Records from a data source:
::::

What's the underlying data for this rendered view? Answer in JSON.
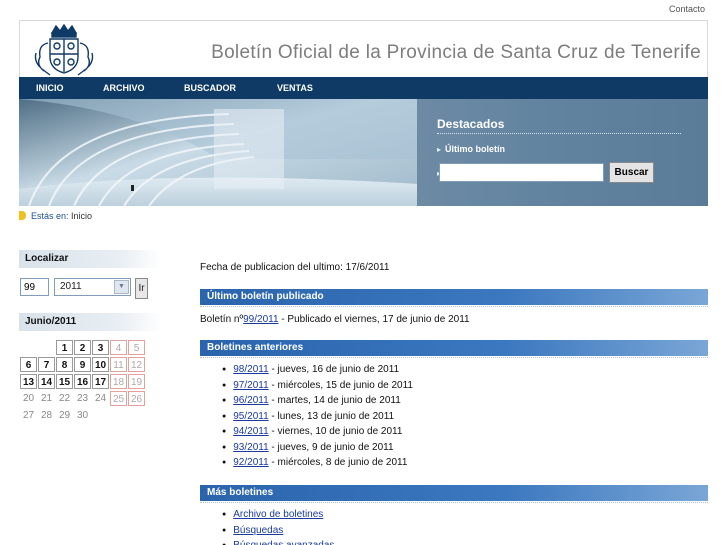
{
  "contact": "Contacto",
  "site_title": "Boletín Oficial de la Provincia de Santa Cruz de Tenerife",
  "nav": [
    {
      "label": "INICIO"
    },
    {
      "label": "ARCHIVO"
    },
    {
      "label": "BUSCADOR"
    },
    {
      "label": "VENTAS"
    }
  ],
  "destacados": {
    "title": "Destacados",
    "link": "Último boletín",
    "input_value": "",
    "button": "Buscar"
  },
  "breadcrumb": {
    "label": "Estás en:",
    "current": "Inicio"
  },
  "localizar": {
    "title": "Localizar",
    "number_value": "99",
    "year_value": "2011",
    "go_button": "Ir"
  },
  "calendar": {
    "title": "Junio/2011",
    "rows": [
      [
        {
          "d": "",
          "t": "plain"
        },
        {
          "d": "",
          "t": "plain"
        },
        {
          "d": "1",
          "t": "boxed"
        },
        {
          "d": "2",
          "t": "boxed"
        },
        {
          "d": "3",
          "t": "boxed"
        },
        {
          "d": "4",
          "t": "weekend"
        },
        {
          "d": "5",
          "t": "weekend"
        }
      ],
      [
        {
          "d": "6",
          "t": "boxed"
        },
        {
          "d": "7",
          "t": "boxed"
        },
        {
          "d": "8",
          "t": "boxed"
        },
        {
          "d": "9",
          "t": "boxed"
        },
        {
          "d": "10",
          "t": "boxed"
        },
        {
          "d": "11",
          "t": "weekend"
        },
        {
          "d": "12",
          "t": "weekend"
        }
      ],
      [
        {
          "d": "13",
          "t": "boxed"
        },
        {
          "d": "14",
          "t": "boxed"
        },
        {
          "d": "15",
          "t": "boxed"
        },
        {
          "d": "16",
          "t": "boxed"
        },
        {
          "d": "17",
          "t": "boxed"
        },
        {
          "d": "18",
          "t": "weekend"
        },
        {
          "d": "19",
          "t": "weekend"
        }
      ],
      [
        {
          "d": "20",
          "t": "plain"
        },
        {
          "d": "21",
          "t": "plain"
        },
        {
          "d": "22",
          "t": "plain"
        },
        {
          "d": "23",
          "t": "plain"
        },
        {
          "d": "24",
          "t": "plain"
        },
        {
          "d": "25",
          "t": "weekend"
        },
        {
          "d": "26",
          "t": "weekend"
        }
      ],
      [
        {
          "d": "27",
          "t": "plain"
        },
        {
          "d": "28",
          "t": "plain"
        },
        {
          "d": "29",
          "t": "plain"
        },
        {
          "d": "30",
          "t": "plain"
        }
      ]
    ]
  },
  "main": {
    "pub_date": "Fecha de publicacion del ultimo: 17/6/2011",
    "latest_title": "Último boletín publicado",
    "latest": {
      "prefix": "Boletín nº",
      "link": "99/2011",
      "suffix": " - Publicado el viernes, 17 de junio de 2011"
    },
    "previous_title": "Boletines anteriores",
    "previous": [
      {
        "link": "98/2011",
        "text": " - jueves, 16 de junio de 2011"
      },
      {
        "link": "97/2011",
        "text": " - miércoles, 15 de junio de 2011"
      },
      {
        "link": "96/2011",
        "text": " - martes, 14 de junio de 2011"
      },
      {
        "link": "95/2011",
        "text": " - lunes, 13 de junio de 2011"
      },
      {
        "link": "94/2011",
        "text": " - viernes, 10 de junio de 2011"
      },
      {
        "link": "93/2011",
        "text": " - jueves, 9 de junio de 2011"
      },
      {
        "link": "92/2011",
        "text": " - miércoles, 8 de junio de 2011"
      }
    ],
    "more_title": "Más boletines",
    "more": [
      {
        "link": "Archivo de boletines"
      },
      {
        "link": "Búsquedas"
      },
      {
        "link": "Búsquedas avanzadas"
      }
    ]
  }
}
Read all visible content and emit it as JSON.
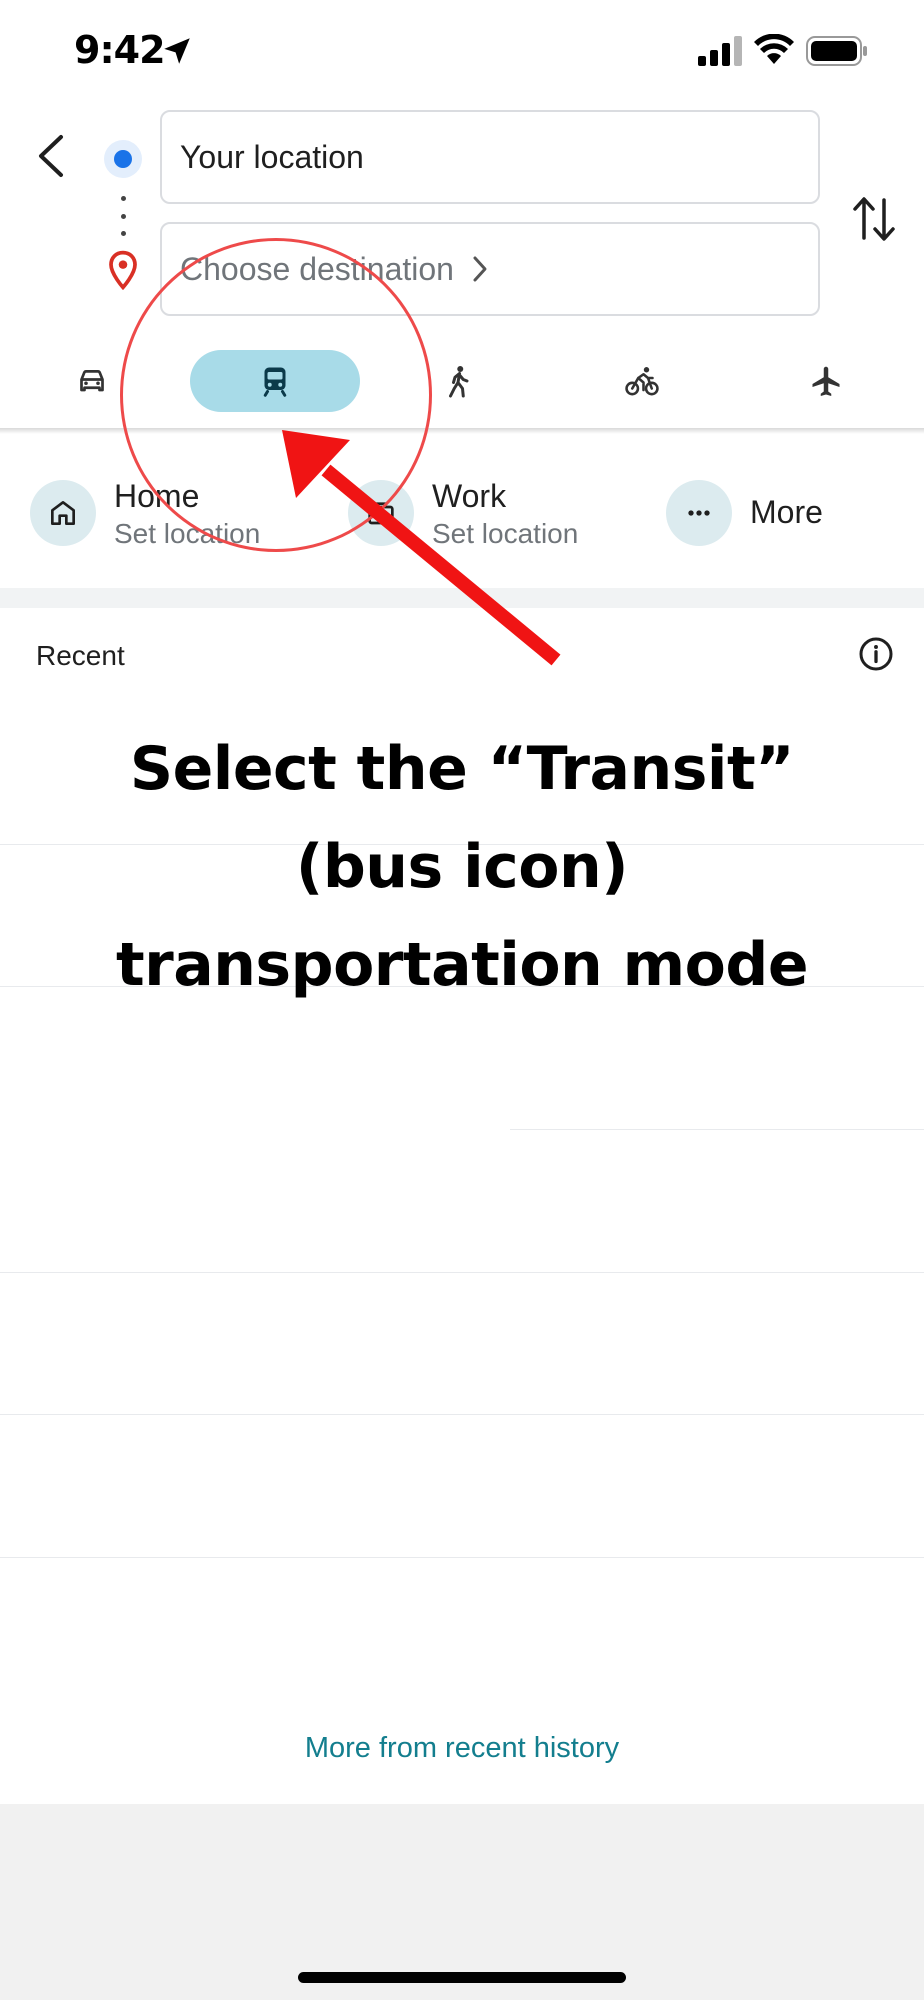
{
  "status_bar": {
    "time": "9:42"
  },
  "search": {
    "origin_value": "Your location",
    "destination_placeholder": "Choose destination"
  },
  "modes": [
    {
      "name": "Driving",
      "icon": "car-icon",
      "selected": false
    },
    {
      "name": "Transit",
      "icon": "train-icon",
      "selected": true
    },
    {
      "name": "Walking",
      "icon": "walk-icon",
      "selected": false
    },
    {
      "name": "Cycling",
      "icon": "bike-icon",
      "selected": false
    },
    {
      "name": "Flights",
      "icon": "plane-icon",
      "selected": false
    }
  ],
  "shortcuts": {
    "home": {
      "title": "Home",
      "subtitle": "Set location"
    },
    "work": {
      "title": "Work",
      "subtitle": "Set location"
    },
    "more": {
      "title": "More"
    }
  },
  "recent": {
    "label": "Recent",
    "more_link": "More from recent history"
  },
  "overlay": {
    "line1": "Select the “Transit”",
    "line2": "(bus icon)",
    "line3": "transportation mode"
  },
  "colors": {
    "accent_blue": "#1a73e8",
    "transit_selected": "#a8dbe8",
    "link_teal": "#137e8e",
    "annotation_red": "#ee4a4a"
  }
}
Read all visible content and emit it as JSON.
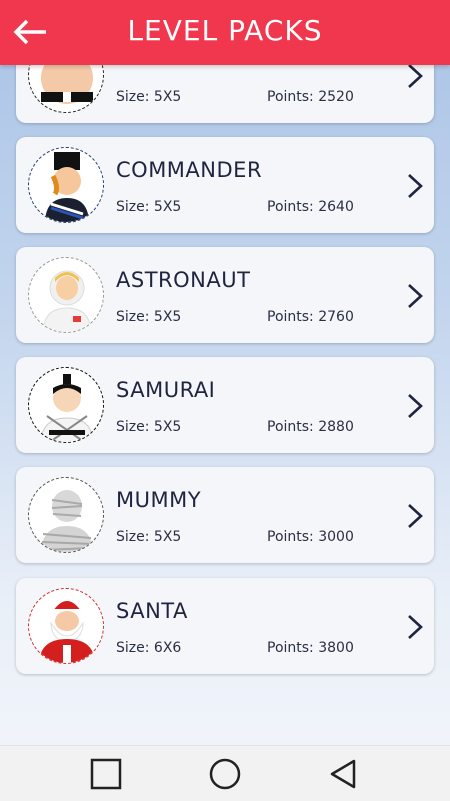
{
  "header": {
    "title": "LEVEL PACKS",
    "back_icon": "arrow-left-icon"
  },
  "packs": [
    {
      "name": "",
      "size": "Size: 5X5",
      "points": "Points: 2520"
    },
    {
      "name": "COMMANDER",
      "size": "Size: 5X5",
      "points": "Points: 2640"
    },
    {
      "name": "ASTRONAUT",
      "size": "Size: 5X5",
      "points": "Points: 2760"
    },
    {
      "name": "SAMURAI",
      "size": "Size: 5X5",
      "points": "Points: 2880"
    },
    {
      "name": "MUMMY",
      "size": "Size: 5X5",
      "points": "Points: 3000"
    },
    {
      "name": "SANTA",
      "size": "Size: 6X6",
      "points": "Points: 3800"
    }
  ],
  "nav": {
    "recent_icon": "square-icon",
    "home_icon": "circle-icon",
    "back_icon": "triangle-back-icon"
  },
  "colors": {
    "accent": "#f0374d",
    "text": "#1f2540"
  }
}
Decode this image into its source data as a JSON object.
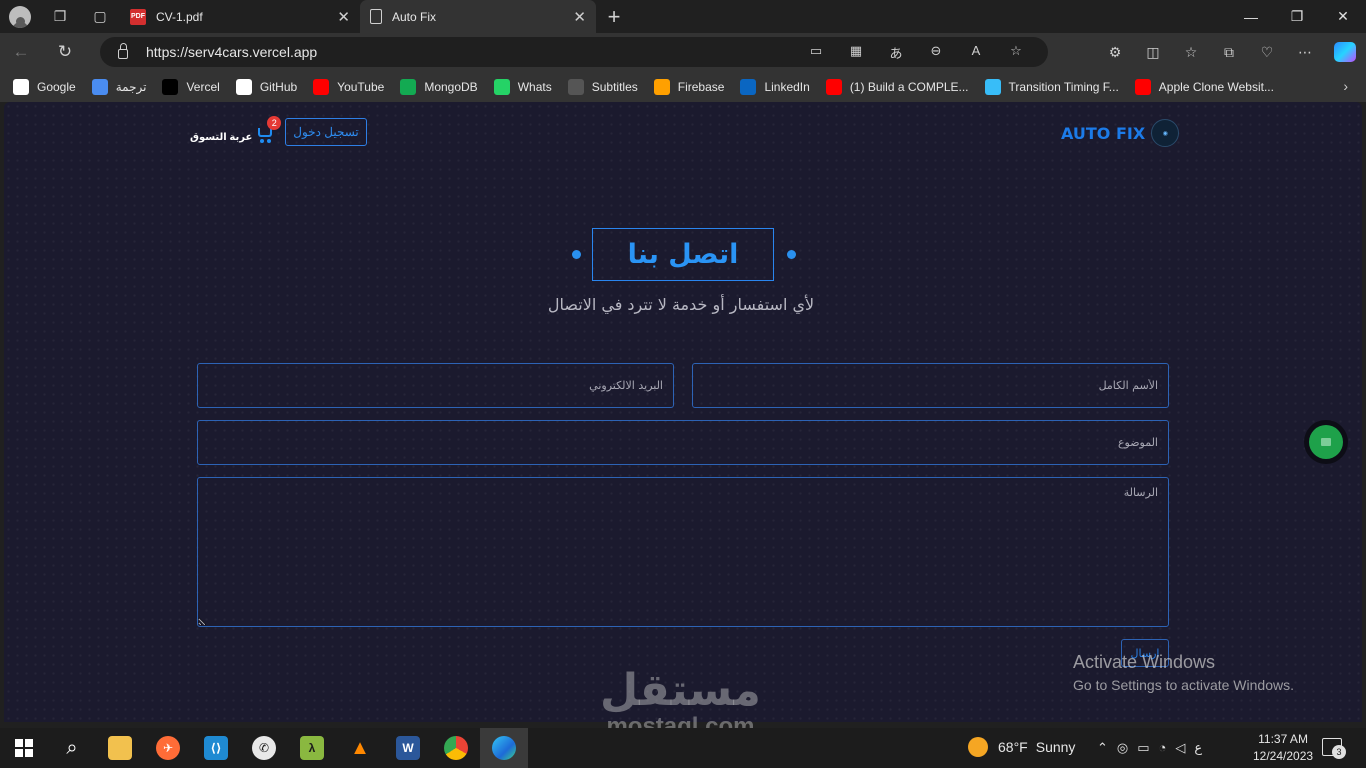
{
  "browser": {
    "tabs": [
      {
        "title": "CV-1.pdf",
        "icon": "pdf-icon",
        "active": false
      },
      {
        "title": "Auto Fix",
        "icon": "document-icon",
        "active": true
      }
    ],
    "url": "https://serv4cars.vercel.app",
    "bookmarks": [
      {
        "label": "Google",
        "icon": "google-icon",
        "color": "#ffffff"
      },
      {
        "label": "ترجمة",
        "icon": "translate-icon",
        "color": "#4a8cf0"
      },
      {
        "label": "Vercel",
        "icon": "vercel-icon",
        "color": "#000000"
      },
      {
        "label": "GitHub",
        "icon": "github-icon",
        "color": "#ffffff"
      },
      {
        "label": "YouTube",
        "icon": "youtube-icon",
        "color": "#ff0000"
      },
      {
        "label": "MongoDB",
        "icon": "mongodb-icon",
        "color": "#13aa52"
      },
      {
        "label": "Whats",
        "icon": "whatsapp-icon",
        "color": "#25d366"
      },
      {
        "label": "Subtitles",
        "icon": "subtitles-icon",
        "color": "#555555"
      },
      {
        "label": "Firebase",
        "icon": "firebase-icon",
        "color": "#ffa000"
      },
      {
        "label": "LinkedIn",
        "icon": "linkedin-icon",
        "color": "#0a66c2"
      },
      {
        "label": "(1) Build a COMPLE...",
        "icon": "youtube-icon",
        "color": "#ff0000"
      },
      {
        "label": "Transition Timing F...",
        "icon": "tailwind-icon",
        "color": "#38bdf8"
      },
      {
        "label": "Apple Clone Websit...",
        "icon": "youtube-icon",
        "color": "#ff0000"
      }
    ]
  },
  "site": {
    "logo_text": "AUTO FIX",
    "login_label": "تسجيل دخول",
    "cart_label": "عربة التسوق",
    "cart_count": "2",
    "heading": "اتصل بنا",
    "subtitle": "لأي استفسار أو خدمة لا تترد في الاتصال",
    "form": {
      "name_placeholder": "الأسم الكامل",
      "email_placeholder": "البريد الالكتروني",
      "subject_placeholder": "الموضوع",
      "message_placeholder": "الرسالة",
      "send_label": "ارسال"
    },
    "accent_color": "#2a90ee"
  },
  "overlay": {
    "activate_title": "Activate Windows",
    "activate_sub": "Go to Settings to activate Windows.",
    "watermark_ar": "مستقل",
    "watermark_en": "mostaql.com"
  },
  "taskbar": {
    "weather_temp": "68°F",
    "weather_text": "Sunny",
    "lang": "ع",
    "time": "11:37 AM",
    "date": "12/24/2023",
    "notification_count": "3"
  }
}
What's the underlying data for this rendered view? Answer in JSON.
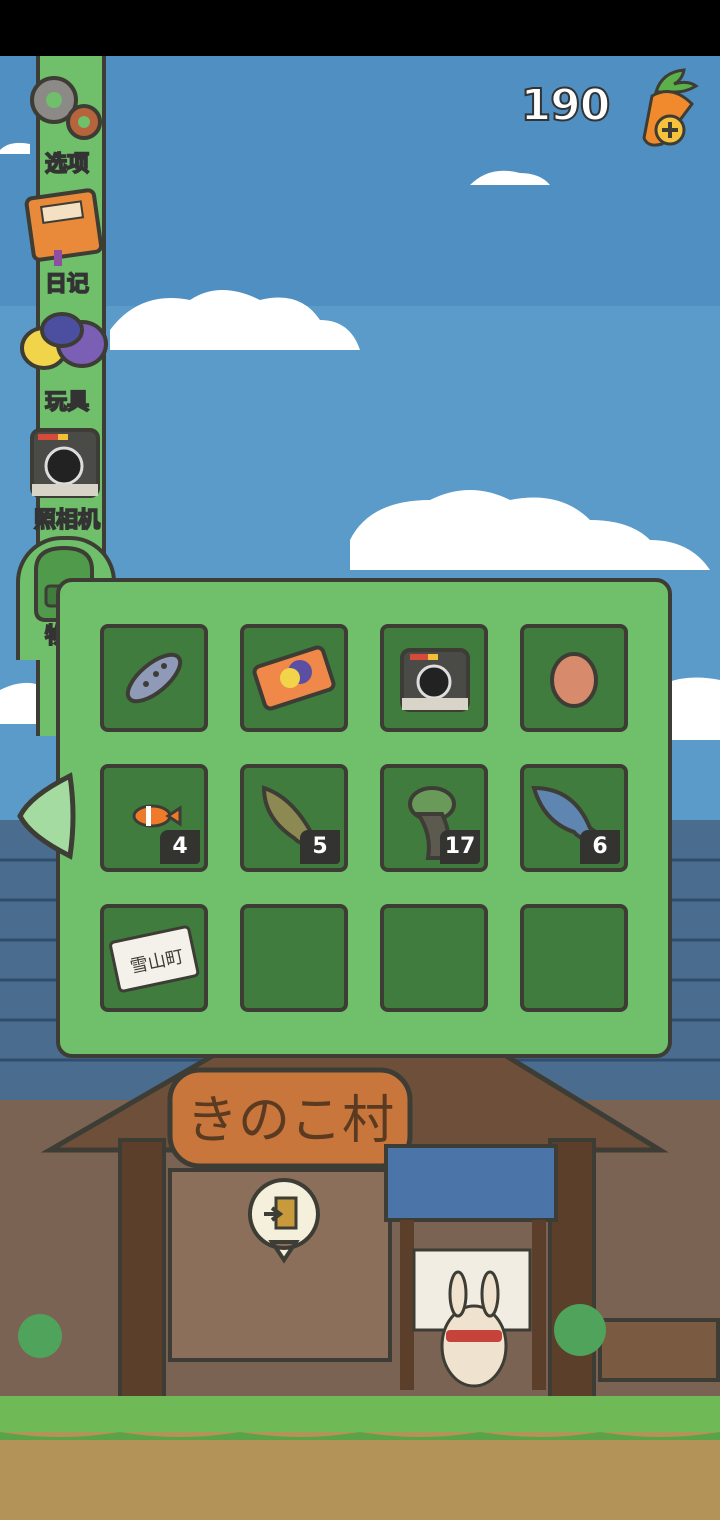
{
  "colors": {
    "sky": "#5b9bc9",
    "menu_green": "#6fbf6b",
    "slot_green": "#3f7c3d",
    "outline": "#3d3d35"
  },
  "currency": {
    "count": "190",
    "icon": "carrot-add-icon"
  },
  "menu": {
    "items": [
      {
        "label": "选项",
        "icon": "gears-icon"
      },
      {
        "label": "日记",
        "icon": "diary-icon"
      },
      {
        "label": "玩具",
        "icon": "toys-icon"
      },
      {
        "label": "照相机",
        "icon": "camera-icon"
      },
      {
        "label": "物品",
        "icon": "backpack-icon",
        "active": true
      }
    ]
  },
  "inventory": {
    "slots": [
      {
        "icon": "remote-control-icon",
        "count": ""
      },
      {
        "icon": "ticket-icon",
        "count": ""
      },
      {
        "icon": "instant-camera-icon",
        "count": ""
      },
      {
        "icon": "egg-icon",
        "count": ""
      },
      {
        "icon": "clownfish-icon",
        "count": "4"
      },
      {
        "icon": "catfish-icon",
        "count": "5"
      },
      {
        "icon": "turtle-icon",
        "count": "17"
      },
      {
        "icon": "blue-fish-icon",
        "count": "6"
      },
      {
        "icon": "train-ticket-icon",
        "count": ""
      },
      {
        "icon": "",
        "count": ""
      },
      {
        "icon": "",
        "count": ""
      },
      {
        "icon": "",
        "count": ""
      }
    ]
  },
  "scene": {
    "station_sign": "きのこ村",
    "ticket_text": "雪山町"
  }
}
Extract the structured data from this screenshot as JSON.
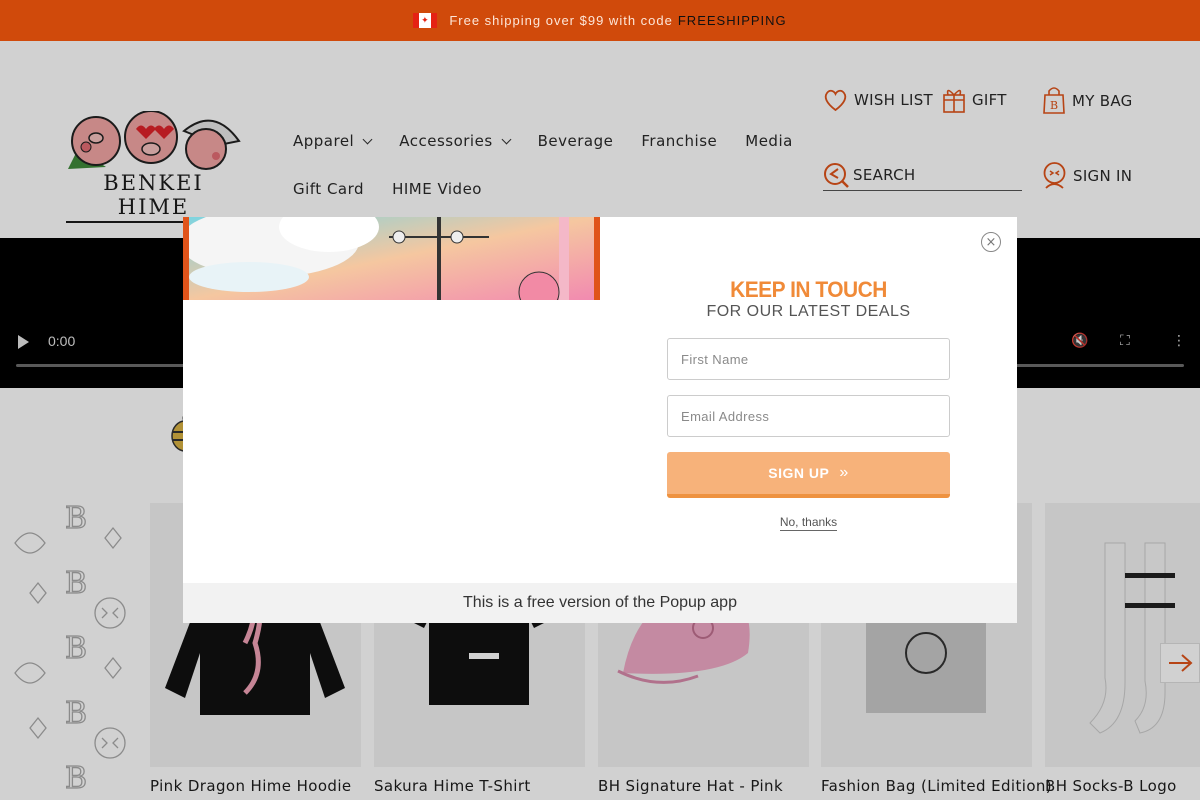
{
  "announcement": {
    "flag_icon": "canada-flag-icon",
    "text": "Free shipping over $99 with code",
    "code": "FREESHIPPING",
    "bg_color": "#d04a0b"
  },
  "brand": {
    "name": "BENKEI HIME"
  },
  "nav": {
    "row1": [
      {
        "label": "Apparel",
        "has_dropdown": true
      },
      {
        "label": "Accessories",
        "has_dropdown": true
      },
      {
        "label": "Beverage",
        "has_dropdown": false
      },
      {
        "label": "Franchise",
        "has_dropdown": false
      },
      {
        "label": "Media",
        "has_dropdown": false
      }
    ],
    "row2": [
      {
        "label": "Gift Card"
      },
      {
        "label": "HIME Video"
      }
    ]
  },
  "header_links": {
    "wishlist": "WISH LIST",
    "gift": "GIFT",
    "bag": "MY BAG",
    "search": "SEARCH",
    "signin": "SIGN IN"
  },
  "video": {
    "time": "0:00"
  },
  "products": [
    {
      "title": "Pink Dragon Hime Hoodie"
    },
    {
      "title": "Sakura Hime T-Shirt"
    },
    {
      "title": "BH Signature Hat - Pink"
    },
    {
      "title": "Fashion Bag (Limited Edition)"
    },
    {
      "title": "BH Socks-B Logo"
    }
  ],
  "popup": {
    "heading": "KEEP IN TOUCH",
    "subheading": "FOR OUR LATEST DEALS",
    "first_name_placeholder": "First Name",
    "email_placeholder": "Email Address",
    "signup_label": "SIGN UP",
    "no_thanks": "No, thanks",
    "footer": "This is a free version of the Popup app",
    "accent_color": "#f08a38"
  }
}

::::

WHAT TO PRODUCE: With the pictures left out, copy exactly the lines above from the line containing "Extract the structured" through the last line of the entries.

RESULT BELOW:
Extract the structured data from this screenshot as JSON.
{
  "announcement": {
    "flag_icon": "canada-flag-icon",
    "text": "Free shipping over $99 with code",
    "code": "FREESHIPPING",
    "bg_color": "#d04a0b"
  },
  "brand": {
    "name": "BENKEI HIME"
  },
  "nav": {
    "row1": [
      {
        "label": "Apparel",
        "has_dropdown": true
      },
      {
        "label": "Accessories",
        "has_dropdown": true
      },
      {
        "label": "Beverage",
        "has_dropdown": false
      },
      {
        "label": "Franchise",
        "has_dropdown": false
      },
      {
        "label": "Media",
        "has_dropdown": false
      }
    ],
    "row2": [
      {
        "label": "Gift Card"
      },
      {
        "label": "HIME Video"
      }
    ]
  },
  "header_links": {
    "wishlist": "WISH LIST",
    "gift": "GIFT",
    "bag": "MY BAG",
    "search": "SEARCH",
    "signin": "SIGN IN"
  },
  "video": {
    "time": "0:00"
  },
  "products": [
    {
      "title": "Pink Dragon Hime Hoodie"
    },
    {
      "title": "Sakura Hime T-Shirt"
    },
    {
      "title": "BH Signature Hat - Pink"
    },
    {
      "title": "Fashion Bag (Limited Edition)"
    },
    {
      "title": "BH Socks-B Logo"
    }
  ],
  "popup": {
    "heading": "KEEP IN TOUCH",
    "subheading": "FOR OUR LATEST DEALS",
    "first_name_placeholder": "First Name",
    "email_placeholder": "Email Address",
    "signup_label": "SIGN UP",
    "no_thanks": "No, thanks",
    "footer": "This is a free version of the Popup app",
    "accent_color": "#f08a38"
  }
}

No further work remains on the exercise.